__EXERCISE PROMPT__: Although the data below contains pictures, please reproduce only its words, exactly.

= Beginning of Section =

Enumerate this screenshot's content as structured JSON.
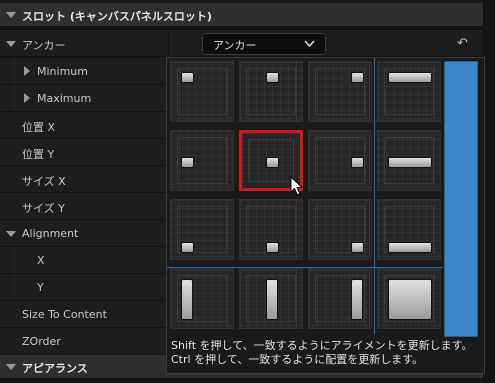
{
  "sections": {
    "slot_title": "スロット (キャンバスパネルスロット)",
    "appearance_title": "アピアランス"
  },
  "props": {
    "anchors": "アンカー",
    "minimum": "Minimum",
    "maximum": "Maximum",
    "pos_x": "位置 X",
    "pos_y": "位置 Y",
    "size_x": "サイズ X",
    "size_y": "サイズ Y",
    "alignment": "Alignment",
    "align_x": "X",
    "align_y": "Y",
    "size_to_content": "Size To Content",
    "zorder": "ZOrder"
  },
  "anchor_dropdown": {
    "label": "アンカー",
    "chevron": "⌄"
  },
  "reset_icon_glyph": "↶",
  "popup": {
    "tooltip_line1": "Shift を押して、一致するようにアライメントを更新します。",
    "tooltip_line2": "Ctrl を押して、一致するように配置を更新します。",
    "selected_preset": "center"
  },
  "colors": {
    "selection": "#d8161b",
    "accent_blue": "#3d86cc",
    "divider_blue": "#1a6fb8"
  }
}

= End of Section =

__REPLY__:
Enumerate this screenshot's content as structured JSON.
{
  "sections": {
    "slot_title": "スロット (キャンバスパネルスロット)",
    "appearance_title": "アピアランス"
  },
  "props": {
    "anchors": "アンカー",
    "minimum": "Minimum",
    "maximum": "Maximum",
    "pos_x": "位置 X",
    "pos_y": "位置 Y",
    "size_x": "サイズ X",
    "size_y": "サイズ Y",
    "alignment": "Alignment",
    "align_x": "X",
    "align_y": "Y",
    "size_to_content": "Size To Content",
    "zorder": "ZOrder"
  },
  "anchor_dropdown": {
    "label": "アンカー",
    "chevron": "⌄"
  },
  "reset_icon_glyph": "↶",
  "popup": {
    "tooltip_line1": "Shift を押して、一致するようにアライメントを更新します。",
    "tooltip_line2": "Ctrl を押して、一致するように配置を更新します。",
    "selected_preset": "center"
  },
  "colors": {
    "selection": "#d8161b",
    "accent_blue": "#3d86cc",
    "divider_blue": "#1a6fb8"
  }
}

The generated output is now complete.